Exercise and the Heart

Exercise and the Heart

There are many misconceptions about exercise and its effect upon the head. ‘Exercise is harmful’. Nonsense. There is no evidence to support this contention. There is a large body of opinion which holds that exercise, appropriate to age and physical condition, continued through your life span will help to reduce the possibility of heart and blood vessel disease.

Exercise, in mild form of course, is recommended as part of the recuperative phase in cases of heart or coronary disease. Evidence is also on hand that indicates exercise is beneficial to the function of the cardiovascular system.

A healthy heart can obtain many benefits from a good exercise program. Research has shown that the heart of a trained person has a smaller acceleration of pulse rate under stress. and that it returns more rapidly to its normal rate afterwards than that of an untrained person; that it pumps more blood per beat at rest, and that it can pump more during exercise; that it has more richly developed small blood vessels supplying the heart muscle and that it functions more efficiently. An efficient cardiovascular system means a better supply of food and oxygen to the muscles (as blood is the carrier of these items) and a quicker recuperation after exertion, be it work, play, or exercise.

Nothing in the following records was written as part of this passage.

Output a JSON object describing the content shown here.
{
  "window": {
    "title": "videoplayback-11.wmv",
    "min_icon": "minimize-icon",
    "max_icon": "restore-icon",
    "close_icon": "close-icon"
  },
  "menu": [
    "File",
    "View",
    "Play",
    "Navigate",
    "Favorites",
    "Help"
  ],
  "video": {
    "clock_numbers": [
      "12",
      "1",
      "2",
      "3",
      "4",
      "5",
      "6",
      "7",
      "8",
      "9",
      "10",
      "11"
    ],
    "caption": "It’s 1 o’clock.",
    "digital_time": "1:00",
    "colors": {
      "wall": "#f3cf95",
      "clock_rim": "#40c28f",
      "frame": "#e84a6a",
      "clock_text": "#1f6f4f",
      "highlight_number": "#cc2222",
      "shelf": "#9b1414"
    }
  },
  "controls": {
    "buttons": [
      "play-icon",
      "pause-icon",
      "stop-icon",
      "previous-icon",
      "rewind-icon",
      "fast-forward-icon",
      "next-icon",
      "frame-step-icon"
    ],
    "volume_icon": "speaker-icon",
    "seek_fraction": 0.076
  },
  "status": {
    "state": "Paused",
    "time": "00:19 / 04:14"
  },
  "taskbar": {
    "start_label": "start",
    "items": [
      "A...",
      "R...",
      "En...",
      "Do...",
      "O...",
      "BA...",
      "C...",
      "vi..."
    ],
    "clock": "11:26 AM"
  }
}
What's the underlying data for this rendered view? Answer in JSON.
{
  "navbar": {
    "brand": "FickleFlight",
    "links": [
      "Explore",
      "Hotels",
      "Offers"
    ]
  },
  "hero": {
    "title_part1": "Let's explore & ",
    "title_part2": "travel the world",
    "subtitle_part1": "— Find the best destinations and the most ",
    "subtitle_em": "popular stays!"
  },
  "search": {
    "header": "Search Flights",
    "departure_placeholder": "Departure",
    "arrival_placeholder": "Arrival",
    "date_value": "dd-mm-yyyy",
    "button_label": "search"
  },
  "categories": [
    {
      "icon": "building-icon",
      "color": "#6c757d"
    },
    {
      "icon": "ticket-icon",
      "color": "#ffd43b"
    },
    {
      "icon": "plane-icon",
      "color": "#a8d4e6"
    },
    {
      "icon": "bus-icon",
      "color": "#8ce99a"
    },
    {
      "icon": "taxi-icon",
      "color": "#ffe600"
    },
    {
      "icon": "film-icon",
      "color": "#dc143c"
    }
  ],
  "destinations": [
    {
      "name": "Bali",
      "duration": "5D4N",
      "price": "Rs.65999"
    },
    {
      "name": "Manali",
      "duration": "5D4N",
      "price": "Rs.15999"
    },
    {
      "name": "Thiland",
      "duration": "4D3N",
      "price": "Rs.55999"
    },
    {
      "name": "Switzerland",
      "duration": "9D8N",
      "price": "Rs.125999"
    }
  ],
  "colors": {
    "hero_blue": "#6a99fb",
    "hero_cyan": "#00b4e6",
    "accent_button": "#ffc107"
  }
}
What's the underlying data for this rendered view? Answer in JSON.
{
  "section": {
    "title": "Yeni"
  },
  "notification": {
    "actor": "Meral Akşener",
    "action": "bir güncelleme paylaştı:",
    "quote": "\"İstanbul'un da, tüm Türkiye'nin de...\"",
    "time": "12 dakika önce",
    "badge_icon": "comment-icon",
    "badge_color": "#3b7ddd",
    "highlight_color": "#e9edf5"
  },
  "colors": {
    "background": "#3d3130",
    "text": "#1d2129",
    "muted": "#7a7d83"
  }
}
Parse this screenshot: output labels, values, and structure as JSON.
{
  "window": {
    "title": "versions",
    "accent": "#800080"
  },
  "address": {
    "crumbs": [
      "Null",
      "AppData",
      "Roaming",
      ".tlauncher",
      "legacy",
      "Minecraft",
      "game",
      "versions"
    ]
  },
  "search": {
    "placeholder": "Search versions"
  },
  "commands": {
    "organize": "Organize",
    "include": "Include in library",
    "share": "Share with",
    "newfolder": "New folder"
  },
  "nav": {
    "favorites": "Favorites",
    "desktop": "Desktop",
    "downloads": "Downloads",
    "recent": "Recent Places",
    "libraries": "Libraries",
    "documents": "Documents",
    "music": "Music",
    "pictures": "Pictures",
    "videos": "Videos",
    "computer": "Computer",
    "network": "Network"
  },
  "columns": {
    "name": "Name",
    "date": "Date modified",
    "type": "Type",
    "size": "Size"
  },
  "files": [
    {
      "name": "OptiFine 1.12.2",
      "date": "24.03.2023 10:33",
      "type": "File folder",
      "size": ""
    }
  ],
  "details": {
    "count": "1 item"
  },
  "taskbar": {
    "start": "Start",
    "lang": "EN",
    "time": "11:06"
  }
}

A cautionary note: persons over thirty-five years of age, and anyone who suspects that they may have something wrong with their heart, should have a thorough medical examination before engaging in a vigorous exercise program. Experts have noted that a heart already injured by disease will suffer extra abuse through extreme forms of exercise. Sudden violent exertion after a period of inactivity is to be avoided.

How does one de-stress while breathless on the extremities diverts the mental stress to the physical action and actually creates alpha waves in the brain that generate a calm state of mind.

As you continue to work the cardiovascular system, the endorphins released vice you the elevated mood improved moral. When this is repeated frequently enough, you start to look forward to that very activity that causes the “high”. It feels great when it’s completed and the results are indisputable. This is reason enough to keep at exercise.


Aliter enim explicari, quod quaeritur, non potest. Puta bam equidem satis, inquit, me dixisse.

Thank you for subscribing.

Something went wrong.

Leave a Reply